■ **EXERCISE INSTRUCTIONS**: Leave out the pictures and print the records below exactly.

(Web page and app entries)
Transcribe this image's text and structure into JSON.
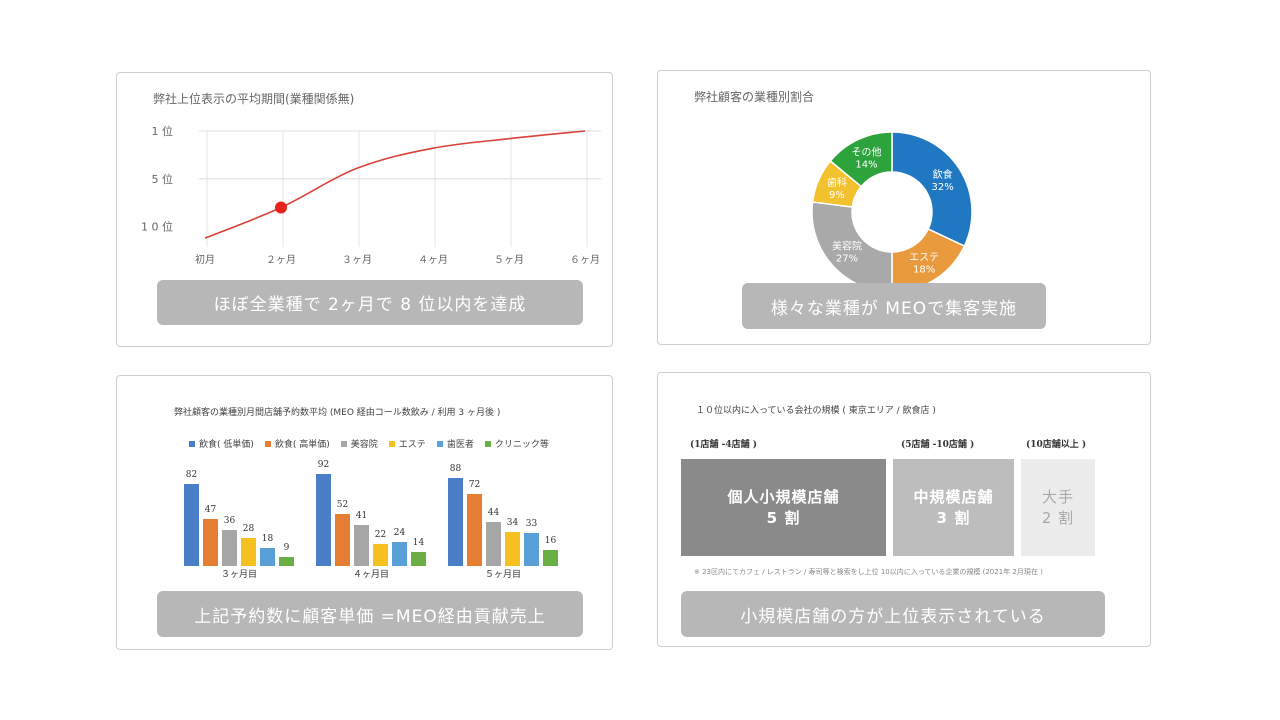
{
  "panel1": {
    "title": "弊社上位表示の平均期間(業種関係無)",
    "pill": "ほぼ全業種で 2ヶ月で 8 位以内を達成"
  },
  "panel2": {
    "title": "弊社顧客の業種別割合",
    "pill": "様々な業種が MEOで集客実施"
  },
  "panel3": {
    "title": "弊社顧客の業種別月間店舗予約数平均 (MEO 経由コール数飲み / 利用 3 ヶ月後 )",
    "pill": "上記予約数に顧客単価 =MEO経由貢献売上"
  },
  "panel4": {
    "title": "１０位以内に入っている会社の規模 ( 東京エリア / 飲食店 )",
    "pill": "小規模店舗の方が上位表示されている",
    "categories": [
      {
        "header": "(1店舗 -4店舗 )",
        "name": "個人小規模店舗",
        "share": "5 割",
        "value": 5,
        "color": "#8a8a8a"
      },
      {
        "header": "(5店舗 -10店舗 )",
        "name": "中規模店舗",
        "share": "3 割",
        "value": 3,
        "color": "#bdbdbd"
      },
      {
        "header": "(10店舗以上 )",
        "name": "大手",
        "share": "2 割",
        "value": 2,
        "color": "#ececec"
      }
    ],
    "note": "※ 23区内にてカフェ / レストラン / 寿司等と検索をし上位 10以内に入っている企業の規模 (2021年 2月現在 )"
  },
  "chart_data": [
    {
      "type": "line",
      "title": "弊社上位表示の平均期間(業種関係無)",
      "x": [
        "初月",
        "２ヶ月",
        "３ヶ月",
        "４ヶ月",
        "５ヶ月",
        "６ヶ月"
      ],
      "series": [
        {
          "values": [
            11.2,
            8.0,
            3.9,
            1.8,
            0.8,
            0.0
          ]
        }
      ],
      "highlight": {
        "x": "２ヶ月",
        "y": 8.0,
        "color": "#e8231b"
      },
      "y_ticks": [
        {
          "value": 0,
          "label": "1 位"
        },
        {
          "value": 5,
          "label": "5 位"
        },
        {
          "value": 10,
          "label": "1 0 位"
        }
      ],
      "ylim": [
        0,
        11.5
      ],
      "y_inverted": true,
      "line_color": "#d9413a",
      "grid": true
    },
    {
      "type": "pie",
      "title": "弊社顧客の業種別割合",
      "donut": true,
      "slices": [
        {
          "name": "飲食",
          "value": 32,
          "label": "32%",
          "color": "#1f78c1"
        },
        {
          "name": "エステ",
          "value": 18,
          "label": "18%",
          "color": "#e89a3c"
        },
        {
          "name": "美容院",
          "value": 27,
          "label": "27%",
          "color": "#a9a9a9"
        },
        {
          "name": "歯科",
          "value": 9,
          "label": "9%",
          "color": "#f2c12e"
        },
        {
          "name": "その他",
          "value": 14,
          "label": "14%",
          "color": "#2ca33b"
        }
      ]
    },
    {
      "type": "bar",
      "title": "弊社顧客の業種別月間店舗予約数平均 (MEO 経由コール数飲み / 利用 3 ヶ月後 )",
      "categories": [
        "３ヶ月目",
        "４ヶ月目",
        "５ヶ月目"
      ],
      "series": [
        {
          "name": "飲食( 低単価)",
          "color": "#4a7ec7",
          "values": [
            82,
            92,
            88
          ]
        },
        {
          "name": "飲食( 高単価)",
          "color": "#e57e33",
          "values": [
            47,
            52,
            72
          ]
        },
        {
          "name": "美容院",
          "color": "#a6a6a6",
          "values": [
            36,
            41,
            44
          ]
        },
        {
          "name": "エステ",
          "color": "#f5c020",
          "values": [
            28,
            22,
            34
          ]
        },
        {
          "name": "歯医者",
          "color": "#5aa0d8",
          "values": [
            18,
            24,
            33
          ]
        },
        {
          "name": "クリニック等",
          "color": "#6aae45",
          "values": [
            9,
            14,
            16
          ]
        }
      ],
      "ylim": [
        0,
        100
      ]
    }
  ]
}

■ **RESPONSE FOR THIS EXERCISE**:
Transcribe this image's text and structure into JSON.
{
  "panel1": {
    "title": "弊社上位表示の平均期間(業種関係無)",
    "pill": "ほぼ全業種で 2ヶ月で 8 位以内を達成"
  },
  "panel2": {
    "title": "弊社顧客の業種別割合",
    "pill": "様々な業種が MEOで集客実施"
  },
  "panel3": {
    "title": "弊社顧客の業種別月間店舗予約数平均 (MEO 経由コール数飲み / 利用 3 ヶ月後 )",
    "pill": "上記予約数に顧客単価 =MEO経由貢献売上"
  },
  "panel4": {
    "title": "１０位以内に入っている会社の規模 ( 東京エリア / 飲食店 )",
    "pill": "小規模店舗の方が上位表示されている",
    "categories": [
      {
        "header": "(1店舗 -4店舗 )",
        "name": "個人小規模店舗",
        "share": "5 割",
        "value": 5,
        "color": "#8a8a8a"
      },
      {
        "header": "(5店舗 -10店舗 )",
        "name": "中規模店舗",
        "share": "3 割",
        "value": 3,
        "color": "#bdbdbd"
      },
      {
        "header": "(10店舗以上 )",
        "name": "大手",
        "share": "2 割",
        "value": 2,
        "color": "#ececec"
      }
    ],
    "note": "※ 23区内にてカフェ / レストラン / 寿司等と検索をし上位 10以内に入っている企業の規模 (2021年 2月現在 )"
  },
  "chart_data": [
    {
      "type": "line",
      "title": "弊社上位表示の平均期間(業種関係無)",
      "x": [
        "初月",
        "２ヶ月",
        "３ヶ月",
        "４ヶ月",
        "５ヶ月",
        "６ヶ月"
      ],
      "series": [
        {
          "values": [
            11.2,
            8.0,
            3.9,
            1.8,
            0.8,
            0.0
          ]
        }
      ],
      "highlight": {
        "x": "２ヶ月",
        "y": 8.0,
        "color": "#e8231b"
      },
      "y_ticks": [
        {
          "value": 0,
          "label": "1 位"
        },
        {
          "value": 5,
          "label": "5 位"
        },
        {
          "value": 10,
          "label": "1 0 位"
        }
      ],
      "ylim": [
        0,
        11.5
      ],
      "y_inverted": true,
      "line_color": "#d9413a",
      "grid": true
    },
    {
      "type": "pie",
      "title": "弊社顧客の業種別割合",
      "donut": true,
      "slices": [
        {
          "name": "飲食",
          "value": 32,
          "label": "32%",
          "color": "#1f78c1"
        },
        {
          "name": "エステ",
          "value": 18,
          "label": "18%",
          "color": "#e89a3c"
        },
        {
          "name": "美容院",
          "value": 27,
          "label": "27%",
          "color": "#a9a9a9"
        },
        {
          "name": "歯科",
          "value": 9,
          "label": "9%",
          "color": "#f2c12e"
        },
        {
          "name": "その他",
          "value": 14,
          "label": "14%",
          "color": "#2ca33b"
        }
      ]
    },
    {
      "type": "bar",
      "title": "弊社顧客の業種別月間店舗予約数平均 (MEO 経由コール数飲み / 利用 3 ヶ月後 )",
      "categories": [
        "３ヶ月目",
        "４ヶ月目",
        "５ヶ月目"
      ],
      "series": [
        {
          "name": "飲食( 低単価)",
          "color": "#4a7ec7",
          "values": [
            82,
            92,
            88
          ]
        },
        {
          "name": "飲食( 高単価)",
          "color": "#e57e33",
          "values": [
            47,
            52,
            72
          ]
        },
        {
          "name": "美容院",
          "color": "#a6a6a6",
          "values": [
            36,
            41,
            44
          ]
        },
        {
          "name": "エステ",
          "color": "#f5c020",
          "values": [
            28,
            22,
            34
          ]
        },
        {
          "name": "歯医者",
          "color": "#5aa0d8",
          "values": [
            18,
            24,
            33
          ]
        },
        {
          "name": "クリニック等",
          "color": "#6aae45",
          "values": [
            9,
            14,
            16
          ]
        }
      ],
      "ylim": [
        0,
        100
      ]
    }
  ]
}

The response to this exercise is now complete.